If you created an article in 2010 that after the events of Halo 3, Master Chief crashed on an abandoned Forerunner installation and had some whacky adventures that involved him finding a ship to escape back to earth. That would be acceptable under the canon policy at the time. When Halo 4 released, this article is no rendered non-canon. The general view on it is, if this article is left in-situ, and as is, then it remains canon-adherent, as this article is not required to adhere to canon. If the creator wished to continue editing after the release of Halo 4, then it would be required to make it Canon. This does not apply to edits to correct spelling mistakes, grammar mistakes, or coding errors.

A more apt real world example of this would be Halo 3: Ascension. Written in the days before the release of Halo 3, Halo 4 Ascension was on writer's interpretation of the third Halo game. Because of the release of Halo 3, it is no longer canon under the existing policy. However, as long as the writer does not edit it any further, i.e. add a new chapter, then it remains acceptable under the canon policy.

Halo Legends

Perhaps the most frequently asked query is the canonical nature of Halo Legends. Many have questioned against its rather loose interpretation of Halo canon, and the many errors it made in its development, and in most cases, they are correct. However, it is actual canon material, and should be accepted as such.

Tier 0

Another topic of contention that has been hotly debated amongst the users of this site is the concept of Tier Zero technology, the highest point on the Halo Universe's scale of sentience. Tier 0 species are referred to as "Transsentient," having been able to rise above the very bounds of reality itself. But, to quote Halopedia, "As the Forerunners had no examples of civilizations with technological accomplishments greater than themselves - with the exception of the Precursors - this is a theoretical ceiling. It is suspected that they can travel across galaxies and accelerate the evolution of intelligent life."

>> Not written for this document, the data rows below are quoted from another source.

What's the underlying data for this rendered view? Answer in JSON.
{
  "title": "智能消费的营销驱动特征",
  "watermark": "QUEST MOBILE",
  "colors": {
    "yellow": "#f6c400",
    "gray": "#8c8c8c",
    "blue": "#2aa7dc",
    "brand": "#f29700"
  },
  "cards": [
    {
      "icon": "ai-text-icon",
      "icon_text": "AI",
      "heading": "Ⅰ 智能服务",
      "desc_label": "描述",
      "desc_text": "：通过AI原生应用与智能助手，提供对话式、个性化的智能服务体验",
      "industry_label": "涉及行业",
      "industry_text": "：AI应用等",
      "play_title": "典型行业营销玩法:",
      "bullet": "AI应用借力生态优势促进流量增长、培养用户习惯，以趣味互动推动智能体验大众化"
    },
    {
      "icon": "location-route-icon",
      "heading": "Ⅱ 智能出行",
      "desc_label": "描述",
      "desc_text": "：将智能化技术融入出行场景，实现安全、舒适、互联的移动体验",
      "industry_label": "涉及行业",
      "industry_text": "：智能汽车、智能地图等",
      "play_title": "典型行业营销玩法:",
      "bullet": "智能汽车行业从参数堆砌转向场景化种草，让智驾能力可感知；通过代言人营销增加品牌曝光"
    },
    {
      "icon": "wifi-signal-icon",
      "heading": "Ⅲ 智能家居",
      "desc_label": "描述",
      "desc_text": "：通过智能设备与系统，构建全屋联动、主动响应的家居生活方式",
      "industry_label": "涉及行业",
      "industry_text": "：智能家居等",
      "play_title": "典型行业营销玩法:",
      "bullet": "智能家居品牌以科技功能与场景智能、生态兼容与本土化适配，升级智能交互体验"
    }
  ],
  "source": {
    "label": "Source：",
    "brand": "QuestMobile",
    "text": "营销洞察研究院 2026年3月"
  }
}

With the onset of this classification of technology, there have been more than a few concerns regarding the legality of having a Tier 0-based article that may or may not break several of the site's rules. Therefore, the Administration has decided on the following policy regarding Tier 0:

If a user wishes to create a Tier 0 species/technology, it cannot:

A. Step beyond the bounds of reasonable realism

This means that there can be no ridiculously implausible technologies or species, ones that can kill a man with a single glance, or destroy all matter in the cosmos, or create matter from thin air. Long story short, if it's obviously god-modded or overpowered without a grounding in applied scientific law or theories, it's going to be tagged as such.

B. Break the laws of physics

As is stated by the laws of physics, matter is conserved, and cannot be destroyed or created; only modified. So if your article decides that it can literally make something from thin air or reduce it to nothingness (literally), it's way too impossible, and will be summarily flagged as NCF. If anything goes completely outside the laws of physics, barring the exceptions made specifically for the Halo Universe by its creators (i.e. Slipspace), then it falls under this category.

References